Last night I got up my courage to talk to him. An erudite man in a suit and nice shoes and intense brown eyes, he was warm and welcoming. He asked me what brought me here. He asked me what adjective I’d use to describe Alaska. Did it remind me of my childhood home? Was it ancestral memory that brought me? No, I said. My childhood home was an ancestral memory of Latvia, which I recognized when I went there. Alaska was something other. Intimate, I said. That’s the word I’d use. He looked surprised and then pleased. “I never would have said that,” he said. “Tell me why.” By his question, he led me to put something into words for the first time. It’s a place that saw me, I said. I hid as a child, I said, like you, and when I came here, I encountered a place where I allowed myself to be seen. “Do you know the poem The Archaic Torso of Apollo?” I asked. “For here there is no place that does not see you.” Talking with him was like that too.
I told about the breast cancer. He told me he’d had kidney cancer seven years ago. And then it was time to go to his evening reading.
I stopped at my small dorm room to change, and Mara called me from Cape Cod to read me the passage that was her family’s supper-time prayer. It was called “Resurrection,” and written by a woman named Molly Fumia. “Resurrection: The reversal of what was thought to be absolute. The turning of … dying into living anew ….When we begin to believe in all that is endlessly possible. May we be empowered by extraordinary second chances.”
Each day is an extraordinary second chance to stand before the world, the way Richard Rodriguez stood before own his life yesterday morning, stood before his whole experience, and wove a sermon out of thin air, the way Rilke stood before the broken statue of a God.

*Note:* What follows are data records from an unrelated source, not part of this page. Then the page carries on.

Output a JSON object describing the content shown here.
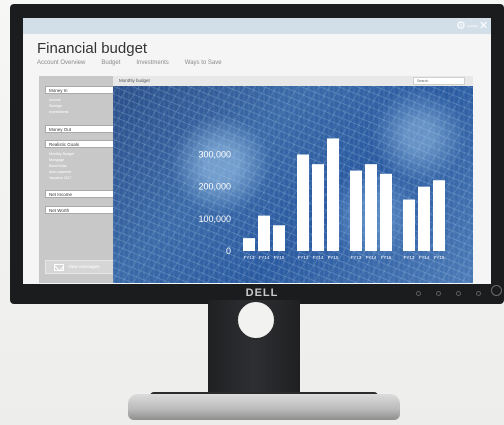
{
  "brand": {
    "logo": "DELL"
  },
  "window": {
    "gear_icon": "gear-icon",
    "minimize_glyph": "—",
    "close_glyph": "✕"
  },
  "app": {
    "title": "Financial budget",
    "tabs": [
      "Account Overview",
      "Budget",
      "Investments",
      "Ways to Save"
    ]
  },
  "sidebar": {
    "money_in": {
      "label": "Money In",
      "items": [
        "Income",
        "Savings",
        "Investments"
      ]
    },
    "money_out": {
      "label": "Money Out"
    },
    "realistic_goals": {
      "label": "Realistic Goals",
      "items": [
        "Monthly Budget",
        "Mortgage",
        "Bond Build",
        "Auto payment",
        "Vacation 2017"
      ]
    },
    "net_income": {
      "label": "Net Income"
    },
    "net_worth": {
      "label": "Net Worth"
    },
    "view_messages": "View messages"
  },
  "main": {
    "header_label": "Monthly budget",
    "search_placeholder": "Search"
  },
  "chart_data": {
    "type": "bar",
    "title": "",
    "xlabel": "",
    "ylabel": "",
    "ylim": [
      0,
      370000
    ],
    "yticks": [
      0,
      100000,
      200000,
      300000
    ],
    "ytick_labels": [
      "0",
      "100,000",
      "200,000",
      "300,000"
    ],
    "groups": [
      {
        "categories": [
          "FY13",
          "FY14",
          "FY15"
        ],
        "values": [
          40000,
          110000,
          80000
        ]
      },
      {
        "categories": [
          "FY13",
          "FY14",
          "FY15"
        ],
        "values": [
          300000,
          270000,
          350000
        ]
      },
      {
        "categories": [
          "FY13",
          "FY14",
          "FY15"
        ],
        "values": [
          250000,
          270000,
          240000
        ]
      },
      {
        "categories": [
          "FY13",
          "FY14",
          "FY15"
        ],
        "values": [
          160000,
          200000,
          220000
        ]
      }
    ],
    "bar_color": "#ffffff",
    "grid": false
  }
}
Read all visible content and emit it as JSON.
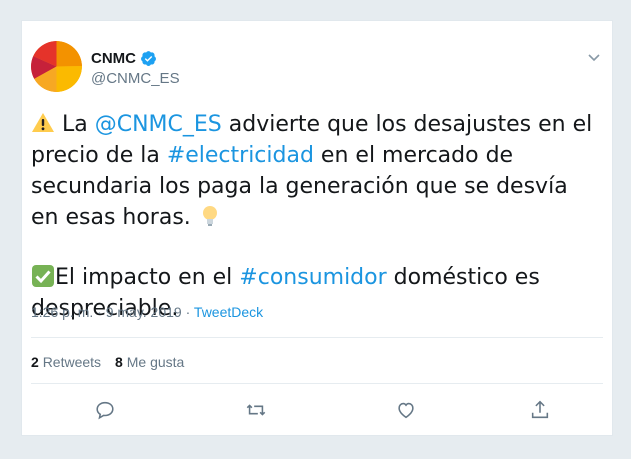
{
  "account": {
    "display_name": "CNMC",
    "handle": "@CNMC_ES",
    "verified_icon": "verified-badge-icon"
  },
  "tweet": {
    "p1_prefix": " La ",
    "p1_mention": "@CNMC_ES",
    "p1_mid1": " advierte que los desajustes en el precio de la ",
    "p1_hashtag": "#electricidad",
    "p1_mid2": " en el mercado de secundaria los paga la generación que se desvía en esas horas. ",
    "p2_prefix": "El impacto en el ",
    "p2_hashtag": "#consumidor",
    "p2_suffix": " doméstico es despreciable."
  },
  "meta": {
    "timestamp": "1:26 p. m. · 9 may. 2019",
    "separator": " · ",
    "source": "TweetDeck"
  },
  "stats": {
    "retweets_count": "2",
    "retweets_label": "Retweets",
    "likes_count": "8",
    "likes_label": "Me gusta"
  },
  "colors": {
    "link": "#1b95e0",
    "text": "#14171a",
    "muted": "#657786",
    "verified": "#1da1f2"
  },
  "icons": {
    "warning": "warning-icon",
    "bulb": "light-bulb-icon",
    "check": "check-mark-icon",
    "reply": "reply-icon",
    "retweet": "retweet-icon",
    "like": "like-icon",
    "share": "share-icon",
    "menu": "chevron-down-icon"
  }
}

And then today. This morning. He gave another talk “There is nothing mundane about our lives,” he said, with intensity, to the audience of graduate students and teachers. “You are in God’s novel,” he said. “Everything is happening to you. You must sit still.”
After his talk, I waited a few minutes while he talked to another faculty member about the desert. I asked him to sign my book. He handed it back to me and looked right into my eyes with his dark brown eyes. “You’re going to be fine, you know,” he said. I thought he was talking about my writing. “You know that don’t you?” I stared at him, and then I knew he wasn’t talking about writing. He was talking about my life. “You are going to be fine. I’m sure of it. I know these things.” He placed a hand briefly on my cheek before turning to the next person waiting to talk to him.

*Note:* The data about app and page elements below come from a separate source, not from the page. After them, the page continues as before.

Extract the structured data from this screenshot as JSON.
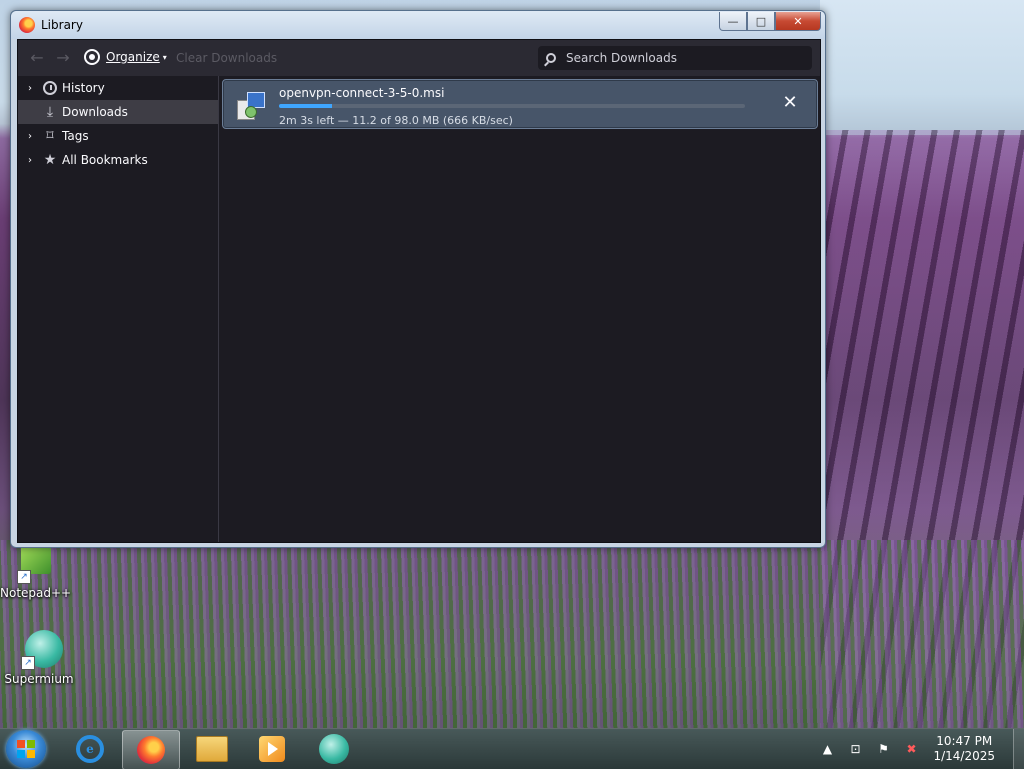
{
  "window": {
    "title": "Library",
    "controls": {
      "minimize": "—",
      "maximize": "□",
      "close": "✕"
    }
  },
  "toolbar": {
    "back_icon": "back-arrow-icon",
    "forward_icon": "forward-arrow-icon",
    "organize_label": "Organize",
    "clear_downloads_label": "Clear Downloads",
    "search": {
      "placeholder": "Search Downloads",
      "value": ""
    }
  },
  "sidebar": {
    "items": [
      {
        "label": "History",
        "icon": "clock-icon",
        "expandable": true,
        "selected": false
      },
      {
        "label": "Downloads",
        "icon": "download-icon",
        "expandable": false,
        "selected": true
      },
      {
        "label": "Tags",
        "icon": "tag-icon",
        "expandable": true,
        "selected": false
      },
      {
        "label": "All Bookmarks",
        "icon": "star-icon",
        "expandable": true,
        "selected": false
      }
    ]
  },
  "downloads": [
    {
      "filename": "openvpn-connect-3-5-0.msi",
      "status": "2m 3s left — 11.2 of 98.0 MB (666 KB/sec)",
      "progress": 0.114,
      "icon": "installer-package-icon"
    }
  ],
  "desktop_icons": [
    {
      "label": "Notepad++",
      "icon": "notepadpp-icon"
    },
    {
      "label": "Supermium",
      "icon": "supermium-icon"
    }
  ],
  "taskbar": {
    "apps": [
      {
        "name": "internet-explorer",
        "icon": "ie-icon",
        "active": false
      },
      {
        "name": "firefox",
        "icon": "firefox-icon",
        "active": true
      },
      {
        "name": "file-explorer",
        "icon": "folder-icon",
        "active": false
      },
      {
        "name": "media-player",
        "icon": "media-player-icon",
        "active": false
      },
      {
        "name": "supermium",
        "icon": "supermium-icon",
        "active": false
      }
    ],
    "time": "10:47 PM",
    "date": "1/14/2025"
  },
  "colors": {
    "client_bg": "#1c1b22",
    "toolbar_bg": "#2b2a33",
    "selected_item_bg": "#3e3d45",
    "download_item_bg": "#475569",
    "progress_fill": "#3fa6ff"
  }
}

Eyes that bore into me. Bored past questions about writing and not writing to the thing that preoccupies me the most, past my sadness at friends afraid of me now, not knowing what to say about my journey with cancer, past my loneliness.
“You are going to be fine. You understand? I know these things.”

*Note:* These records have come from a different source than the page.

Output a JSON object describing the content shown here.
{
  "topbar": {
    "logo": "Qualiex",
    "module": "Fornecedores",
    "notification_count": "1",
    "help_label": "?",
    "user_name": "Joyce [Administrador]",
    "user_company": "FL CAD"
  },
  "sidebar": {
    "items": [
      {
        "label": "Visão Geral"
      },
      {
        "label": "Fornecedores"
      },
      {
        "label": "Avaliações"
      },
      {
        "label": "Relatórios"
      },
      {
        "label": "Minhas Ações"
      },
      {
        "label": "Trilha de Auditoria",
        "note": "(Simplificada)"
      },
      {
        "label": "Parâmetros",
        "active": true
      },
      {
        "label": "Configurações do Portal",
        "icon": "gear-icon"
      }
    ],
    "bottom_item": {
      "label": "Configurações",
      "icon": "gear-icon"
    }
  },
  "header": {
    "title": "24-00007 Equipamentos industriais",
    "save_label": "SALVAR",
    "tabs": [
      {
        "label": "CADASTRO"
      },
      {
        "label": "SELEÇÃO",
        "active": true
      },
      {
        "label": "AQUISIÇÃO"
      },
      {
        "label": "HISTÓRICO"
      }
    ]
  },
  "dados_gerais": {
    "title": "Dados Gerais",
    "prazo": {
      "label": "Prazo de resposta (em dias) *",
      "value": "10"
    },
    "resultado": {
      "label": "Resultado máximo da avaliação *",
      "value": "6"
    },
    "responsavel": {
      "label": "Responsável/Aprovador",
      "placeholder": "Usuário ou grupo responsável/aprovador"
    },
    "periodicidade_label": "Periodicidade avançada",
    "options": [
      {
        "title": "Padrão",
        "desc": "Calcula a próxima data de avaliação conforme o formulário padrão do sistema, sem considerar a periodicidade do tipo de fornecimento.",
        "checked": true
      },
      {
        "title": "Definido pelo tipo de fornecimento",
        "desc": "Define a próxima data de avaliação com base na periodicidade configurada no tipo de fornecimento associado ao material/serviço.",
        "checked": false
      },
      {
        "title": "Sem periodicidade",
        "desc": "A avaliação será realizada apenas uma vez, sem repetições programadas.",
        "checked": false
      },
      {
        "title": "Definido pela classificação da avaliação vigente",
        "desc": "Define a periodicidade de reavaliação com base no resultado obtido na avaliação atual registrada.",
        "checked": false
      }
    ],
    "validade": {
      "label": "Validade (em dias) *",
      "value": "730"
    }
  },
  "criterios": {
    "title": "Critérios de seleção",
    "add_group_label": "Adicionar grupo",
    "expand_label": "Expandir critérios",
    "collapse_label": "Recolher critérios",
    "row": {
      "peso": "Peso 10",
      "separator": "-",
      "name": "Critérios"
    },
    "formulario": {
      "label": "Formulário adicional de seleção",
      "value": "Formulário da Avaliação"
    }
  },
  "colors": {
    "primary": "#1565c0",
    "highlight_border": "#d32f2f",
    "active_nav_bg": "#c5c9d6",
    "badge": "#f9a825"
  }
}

Past structures, past writing, past “Late Victorians,” past craft, past talent. I think of a poem by Rumi, translated by Coleman Barks;
Out beyond ideas of wrongdoing and rightdoing,
there is a field. I’ll meet you there.
When the soul lies down in that grass,
the world is too full to talk about.
Ideas, language, even the phrase each other
doesn’t make any sense.
Even past that. Past everything, into a field of pure blessing.
The last line of one of my own poems says this:
Teach me how to live here. Yes, my eyes are open.